Buncombe County approves the first two conservation easements under the Open Space Bond

Totaling about 366 acres, the two projects represent the next step in the County’s 2030 conservation goal.

A view across lake eden. Tents are set up on the other side of the lake and there are mountains in the background.

The two new projects total about 366 acres.

Photo via Buncombe County

The first Open Space Bond conservation easements have gotten the green light. Buncombe County Board of Commissioners approved a budget amendment that established two areas to be protected using funds from the bond.

We’ll start with a definition. Conservation easements are legal agreements between a landowner and a land trust or government entity — in this case, Buncombe County — that permanently limit or condition the use of land in order to conserve its natural resources. The land stays in private ownership, but the conservation values (like water quality or forestry) are protected.

To be eligible for funds from the Open Space Bond, conservation easements have to meet certain criteria, like scenic or environmental importance, proximity to other easements, or being in a priority region.

Now let’s get the lay of the land.

🌳 Parham-Fortner Farm

This conservation easement, which is ~30 acres on the Farm Heritage Trail in Leicester, was purchased for $150,000. The property is an active working farm; South Turkey Creek runs through it and other easements are nearby.

🌳 Lake Eden Preserve

You might recognize this preserve as the venue for the LEAF Global Arts Festival.
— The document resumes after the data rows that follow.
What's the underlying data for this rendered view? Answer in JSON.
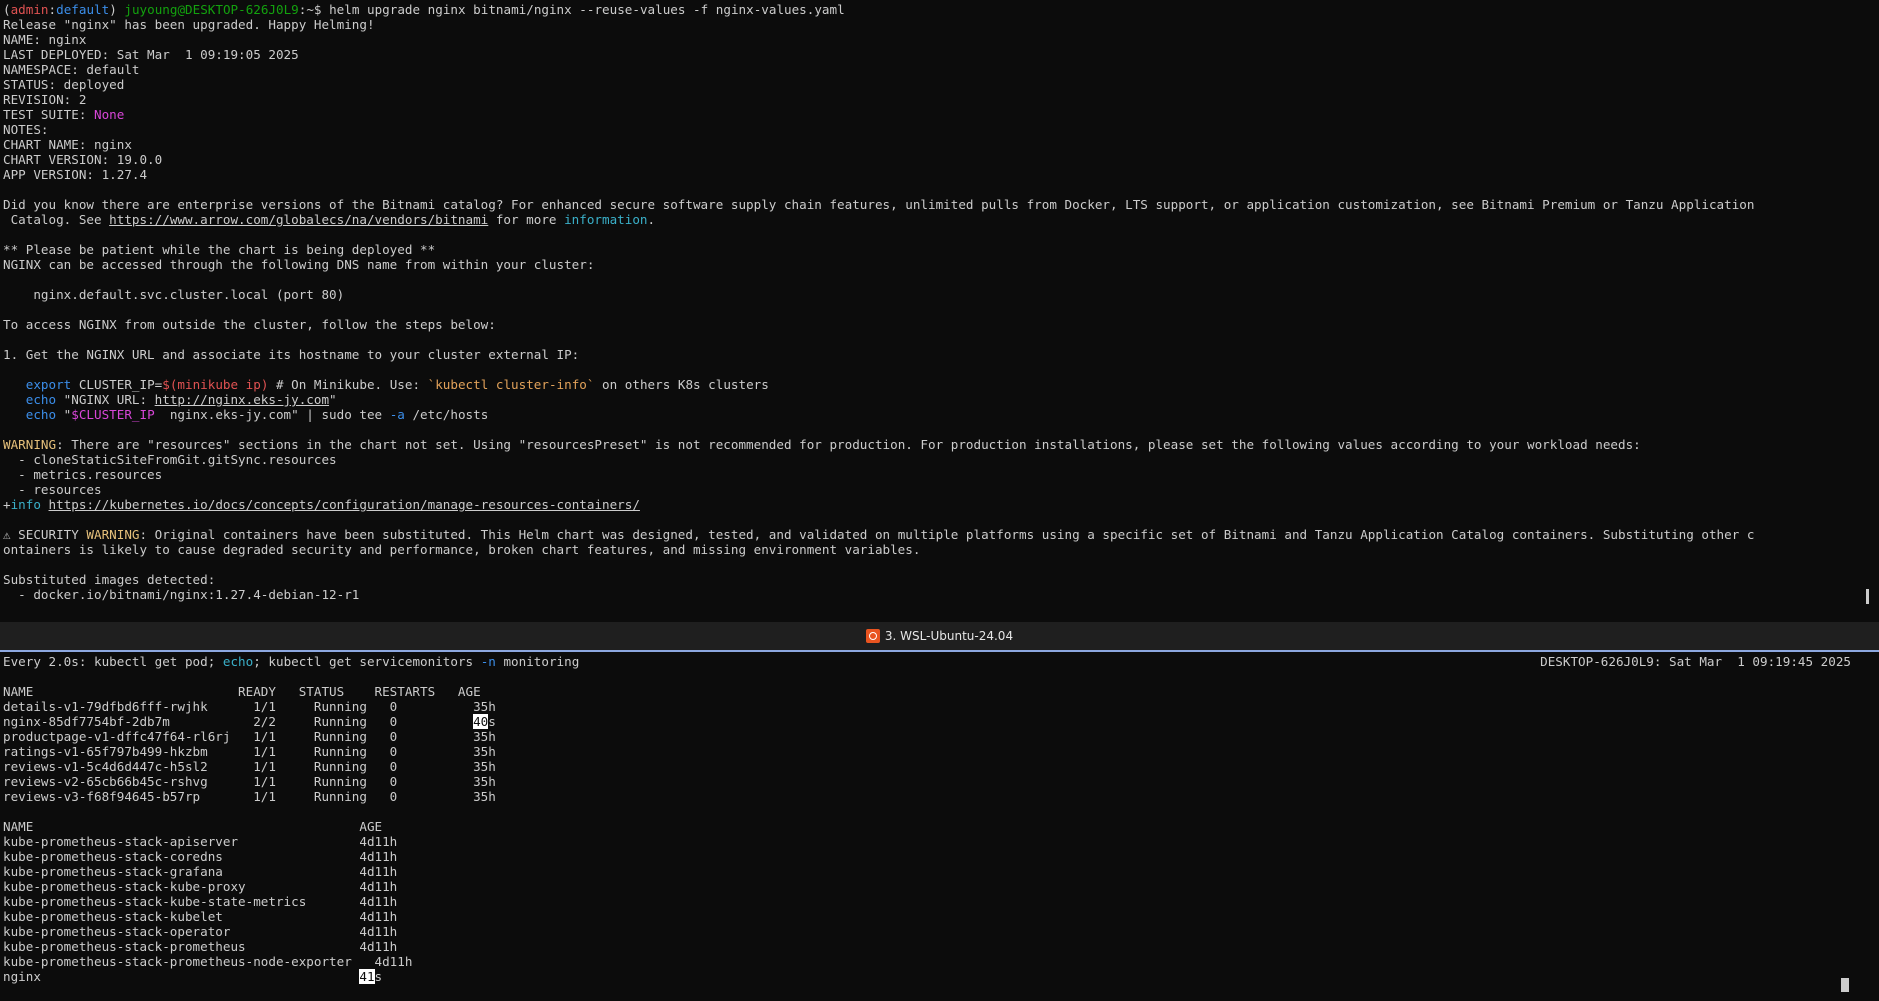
{
  "top": {
    "prompt": {
      "ctx_open": "(",
      "ctx_user": "admin",
      "ctx_sep": ":",
      "ctx_ns": "default",
      "ctx_close": ")",
      "host": "juyoung@DESKTOP-626J0L9",
      "path_sep": ":~$",
      "command": " helm upgrade nginx bitnami/nginx --reuse-values -f nginx-values.yaml"
    },
    "out1": [
      "Release \"nginx\" has been upgraded. Happy Helming!",
      "NAME: nginx",
      "LAST DEPLOYED: Sat Mar  1 09:19:05 2025",
      "NAMESPACE: default",
      "STATUS: deployed",
      "REVISION: 2"
    ],
    "test_suite_label": "TEST SUITE: ",
    "test_suite_value": "None",
    "out2": [
      "NOTES:",
      "CHART NAME: nginx",
      "CHART VERSION: 19.0.0",
      "APP VERSION: 1.27.4",
      ""
    ],
    "did_you_know": "Did you know there are enterprise versions of the Bitnami catalog? For enhanced secure software supply chain features, unlimited pulls from Docker, LTS support, or application customization, see Bitnami Premium or Tanzu Application",
    "catalog_pre": " Catalog. See ",
    "catalog_url": "https://www.arrow.com/globalecs/na/vendors/bitnami",
    "catalog_mid": " for more ",
    "catalog_info": "information",
    "catalog_end": ".",
    "out3": [
      "",
      "** Please be patient while the chart is being deployed **",
      "NGINX can be accessed through the following DNS name from within your cluster:",
      "",
      "    nginx.default.svc.cluster.local (port 80)",
      "",
      "To access NGINX from outside the cluster, follow the steps below:",
      "",
      "1. Get the NGINX URL and associate its hostname to your cluster external IP:",
      ""
    ],
    "export_kw": "   export",
    "export_var": " CLUSTER_IP=",
    "export_sub": "$(minikube ip)",
    "export_comment": " # On Minikube. Use: ",
    "export_cmd": "`kubectl cluster-info`",
    "export_tail": " on others K8s clusters",
    "echo1_kw": "   echo",
    "echo1_text": " \"NGINX URL: ",
    "echo1_url": "http://nginx.eks-jy.com",
    "echo1_end": "\"",
    "echo2_kw": "   echo",
    "echo2_q": " \"",
    "echo2_var": "$CLUSTER_IP",
    "echo2_text": "  nginx.eks-jy.com\" | sudo tee ",
    "echo2_flag": "-a",
    "echo2_end": " /etc/hosts",
    "warn_label": "WARNING",
    "warn_text": ": There are \"resources\" sections in the chart not set. Using \"resourcesPreset\" is not recommended for production. For production installations, please set the following values according to your workload needs:",
    "warn_items": [
      "  - cloneStaticSiteFromGit.gitSync.resources",
      "  - metrics.resources",
      "  - resources"
    ],
    "info_plus": "+",
    "info_label": "info",
    "info_url": "https://kubernetes.io/docs/concepts/configuration/manage-resources-containers/",
    "sec_icon": "⚠ SECURITY ",
    "sec_label": "WARNING",
    "sec_text1": ": Original containers have been substituted. This Helm chart was designed, tested, and validated on multiple platforms using a specific set of Bitnami and Tanzu Application Catalog containers. Substituting other c",
    "sec_text2": "ontainers is likely to cause degraded security and performance, broken chart features, and missing environment variables.",
    "sub_title": "Substituted images detected:",
    "sub_image": "  - docker.io/bitnami/nginx:1.27.4-debian-12-r1"
  },
  "pane_title": "3. WSL-Ubuntu-24.04",
  "bottom": {
    "watch_pre": "Every 2.0s: kubectl get pod; ",
    "watch_echo": "echo",
    "watch_mid": "; kubectl get servicemonitors ",
    "watch_flag": "-n",
    "watch_end": " monitoring",
    "watch_right": "DESKTOP-626J0L9: Sat Mar  1 09:19:45 2025",
    "pod_header": "NAME                           READY   STATUS    RESTARTS   AGE",
    "pods": [
      "details-v1-79dfbd6fff-rwjhk      1/1     Running   0          35h",
      "productpage-v1-dffc47f64-rl6rj   1/1     Running   0          35h",
      "ratings-v1-65f797b499-hkzbm      1/1     Running   0          35h",
      "reviews-v1-5c4d6d447c-h5sl2      1/1     Running   0          35h",
      "reviews-v2-65cb66b45c-rshvg      1/1     Running   0          35h",
      "reviews-v3-f68f94645-b57rp       1/1     Running   0          35h"
    ],
    "nginx_pod_pre": "nginx-85df7754bf-2db7m           2/2     Running   0          ",
    "nginx_pod_hl": "40",
    "nginx_pod_post": "s",
    "sm_header": "NAME                                           AGE",
    "sms": [
      "kube-prometheus-stack-apiserver                4d11h",
      "kube-prometheus-stack-coredns                  4d11h",
      "kube-prometheus-stack-grafana                  4d11h",
      "kube-prometheus-stack-kube-proxy               4d11h",
      "kube-prometheus-stack-kube-state-metrics       4d11h",
      "kube-prometheus-stack-kubelet                  4d11h",
      "kube-prometheus-stack-operator                 4d11h",
      "kube-prometheus-stack-prometheus               4d11h",
      "kube-prometheus-stack-prometheus-node-exporter   4d11h"
    ],
    "nginx_sm_pre": "nginx                                          ",
    "nginx_sm_hl": "41",
    "nginx_sm_post": "s"
  }
}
The County’s $250,000 bond for the ~336 acres in Swannanoa is part of a much larger project budget, which includes funds from the NC Land and Water Fund and a private donor.

Buncombe County set a goal of protecting 20% of the county by 2030 — and with these two new conservation easements, there are 83,047 acres protected and 1,049 acres remaining to reach that target.